Ryan Pagelow/Dominican University
Mary Yu ’93J.D. spent years advocating for human rights in Chicago. She started as a secretary in the Archdiocese of Chicago’s social justice ministry, eventually becoming the office’s director. Fierce, articulate and determined, she worked in parishes across the city.
Among those good people, she also noticed an unwillingness to sell houses to Black buyers or to welcome low-income housing. These were “not stereotypical bigots,” Yu says. “They just could not get past that racism. That was what it came down to, and it was built on fear.”
“After 10 years,” she once told a television reporter, “I realized that it’s the law that really brings about change. So as much as I couldn’t change people’s hearts, I could change the way people behaved.”
Yu quit her job in 1990 to attend Notre Dame Law School.
Now 65, Yu is the first Asian American, first Latina and first openly gay person to serve on the Supreme Court in the state of Washington. Appointed to the court in 2014, she is now running unopposed for her third term. Before that, she served 14 years as a trial court judge for King County, which includes Seattle.
Yu was also the first person in her family to graduate from college. She grew up on the south side of Chicago, the younger of two children born to a Mexican mother and Chinese father, both immigrants who met while working in a factory. “My dad could not read or write because he didn’t have access to formal education,” Yu says. The couple sent Yu and her older brother to Catholic schools, determined their children would receive the education they had missed.
Growing up in a working- class household, Yu still didn’t think college was possible until a teacher at St. Mary of Perpetual Help High School convinced her otherwise. She would earn bachelor’s and master’s degrees in religious studies from Dominican University — then called Rosary College — and Mundelein College of Loyola University.
The Dominicans were not only educated but also socially aware, and they deepened these concerns in Yu. When she started working for the archdiocese, she says she didn’t know what to do in the job or where to go, but her boss said they’d figure it out together. And they did.
Yu was aware of social differences and inequities in the largely white neighborhood where she was reared. She knew her mother had picked strawberries during much of her early life, Yu says, so when the United Farm Workers organized a lettuce boycott, “I understood that in a way probably many other kids did not.”
In 2015, Yu wrote the majority opinion in Demetrio v. Sakuma Brothers Farms. The panel unanimously affirmed that farm workers who were paid per pound harvested should also be paid for necessary rest breaks. “Every case has a story,” Yu says in her clear Midwestern accent, “and this one personally touched me in the sense that I understood when one side was arguing how much a rest break is needed. It just seemed very simple, very human.”
When Yu began law school, less than 6 percent of Notre Dame’s 2,481 graduate students were minorities.

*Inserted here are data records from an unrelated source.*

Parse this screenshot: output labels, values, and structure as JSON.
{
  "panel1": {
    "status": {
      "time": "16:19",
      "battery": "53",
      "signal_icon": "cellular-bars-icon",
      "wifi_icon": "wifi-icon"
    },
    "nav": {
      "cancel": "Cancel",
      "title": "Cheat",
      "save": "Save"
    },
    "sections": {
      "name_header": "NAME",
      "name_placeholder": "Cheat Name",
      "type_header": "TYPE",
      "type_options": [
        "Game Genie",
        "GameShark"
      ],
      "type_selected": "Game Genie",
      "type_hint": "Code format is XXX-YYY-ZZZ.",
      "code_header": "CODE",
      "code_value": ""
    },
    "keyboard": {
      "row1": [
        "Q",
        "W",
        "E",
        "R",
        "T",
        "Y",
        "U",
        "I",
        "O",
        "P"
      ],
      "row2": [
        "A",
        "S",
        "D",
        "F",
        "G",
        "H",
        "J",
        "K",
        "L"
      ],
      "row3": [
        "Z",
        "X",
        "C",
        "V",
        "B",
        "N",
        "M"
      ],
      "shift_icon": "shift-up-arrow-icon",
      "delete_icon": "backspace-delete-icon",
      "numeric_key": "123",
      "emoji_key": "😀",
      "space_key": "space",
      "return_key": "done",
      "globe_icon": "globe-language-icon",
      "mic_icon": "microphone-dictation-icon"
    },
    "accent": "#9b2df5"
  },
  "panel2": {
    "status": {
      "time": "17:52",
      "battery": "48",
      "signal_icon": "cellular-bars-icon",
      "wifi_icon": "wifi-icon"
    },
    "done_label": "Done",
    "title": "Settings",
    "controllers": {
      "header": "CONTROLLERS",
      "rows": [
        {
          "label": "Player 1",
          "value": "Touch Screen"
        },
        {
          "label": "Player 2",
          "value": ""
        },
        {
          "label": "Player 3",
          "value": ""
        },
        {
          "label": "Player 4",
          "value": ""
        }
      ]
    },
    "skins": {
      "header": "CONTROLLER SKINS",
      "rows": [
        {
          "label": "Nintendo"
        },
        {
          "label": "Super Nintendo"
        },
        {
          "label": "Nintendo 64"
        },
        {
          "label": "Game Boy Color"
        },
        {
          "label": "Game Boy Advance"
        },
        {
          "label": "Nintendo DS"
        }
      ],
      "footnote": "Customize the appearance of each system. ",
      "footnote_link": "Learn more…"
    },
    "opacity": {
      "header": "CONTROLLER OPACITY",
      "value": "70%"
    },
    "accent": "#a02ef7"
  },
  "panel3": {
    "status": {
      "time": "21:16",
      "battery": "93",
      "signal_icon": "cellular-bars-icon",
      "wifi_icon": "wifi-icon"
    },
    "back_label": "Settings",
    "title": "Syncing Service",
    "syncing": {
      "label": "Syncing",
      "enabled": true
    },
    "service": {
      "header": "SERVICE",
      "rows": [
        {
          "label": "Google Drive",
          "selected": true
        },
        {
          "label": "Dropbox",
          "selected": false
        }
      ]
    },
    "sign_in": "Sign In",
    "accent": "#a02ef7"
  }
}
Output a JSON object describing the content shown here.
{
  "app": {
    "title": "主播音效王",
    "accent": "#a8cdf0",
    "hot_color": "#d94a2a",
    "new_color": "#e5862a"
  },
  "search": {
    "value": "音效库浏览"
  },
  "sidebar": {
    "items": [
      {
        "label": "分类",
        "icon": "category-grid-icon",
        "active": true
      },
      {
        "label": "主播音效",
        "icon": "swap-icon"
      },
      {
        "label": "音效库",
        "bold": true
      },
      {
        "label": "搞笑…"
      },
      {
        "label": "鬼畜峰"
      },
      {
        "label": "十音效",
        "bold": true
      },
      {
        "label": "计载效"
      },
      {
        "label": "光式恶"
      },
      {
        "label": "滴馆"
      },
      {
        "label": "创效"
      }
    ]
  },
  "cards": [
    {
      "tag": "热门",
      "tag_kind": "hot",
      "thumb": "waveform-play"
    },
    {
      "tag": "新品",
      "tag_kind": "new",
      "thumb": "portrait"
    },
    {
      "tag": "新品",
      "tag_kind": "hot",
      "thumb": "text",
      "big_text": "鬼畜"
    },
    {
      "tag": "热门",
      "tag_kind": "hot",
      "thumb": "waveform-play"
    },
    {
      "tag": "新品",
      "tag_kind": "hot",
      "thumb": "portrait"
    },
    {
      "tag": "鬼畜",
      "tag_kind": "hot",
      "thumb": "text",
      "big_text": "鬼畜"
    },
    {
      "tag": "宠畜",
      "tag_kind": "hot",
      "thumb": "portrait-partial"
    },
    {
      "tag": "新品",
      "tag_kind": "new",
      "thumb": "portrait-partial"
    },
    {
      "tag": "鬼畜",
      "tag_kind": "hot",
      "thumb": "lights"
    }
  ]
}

Only two Asian American women and three Hispanic women were among the 184 members of the Law School’s first-year class, but it’s not clear how Yu was counted.
She was aware of assumptions some people held about her, but she focused on her work, which included being an assistant rector in Siegfried Hall. In that job, Yu found a renewal of her efforts in Chicago, helping younger women become more sensitive to justice.
These days, she says, she focuses on mentoring other minority lawyers and helping them develop their leadership skills. An avid runner, Yu also enjoys fine food, good wine and spending time with her two nephews. “Faith,” she says, is the core of “how I care about the human person.”
Friends and colleagues talk about her intensity and thoroughness: “If you hand her a soda can, she’s gonna read the back,” says Yu’s former bailiff, Rhonda Salveson. “If you hand her a 200-page brief, she will read it front to back.” And then she’ll have questions.
So what’s surprised Yu about being a state Supreme Court justice? The extent to which discussions among the justices are adversarial. But it makes sense, she adds. Instead of deciding cases alone, she argues with eight justices who are every bit as invested in a case as she is. “So there’s a lot of exchange,” Yu says. “Always respectful, but a lot of exchange.
“I just can’t say enough about how wisdom resides in every single person on the court,” Yu says, adding that such wisdom regularly changes her perspective. She once likened these deliberations to “turning a crystal.”
She understands the very human aspects of our human nature. Shortly after midnight on December 9, 2012, Yu officiated at the first legal same-sex marriage in Washington state. A Seattle wag wrote that Mary Yu had “the perfect name for the job.”
Now retired and living in Seattle, Cathy O’Donnell was a reporter for The Ann Arbor News.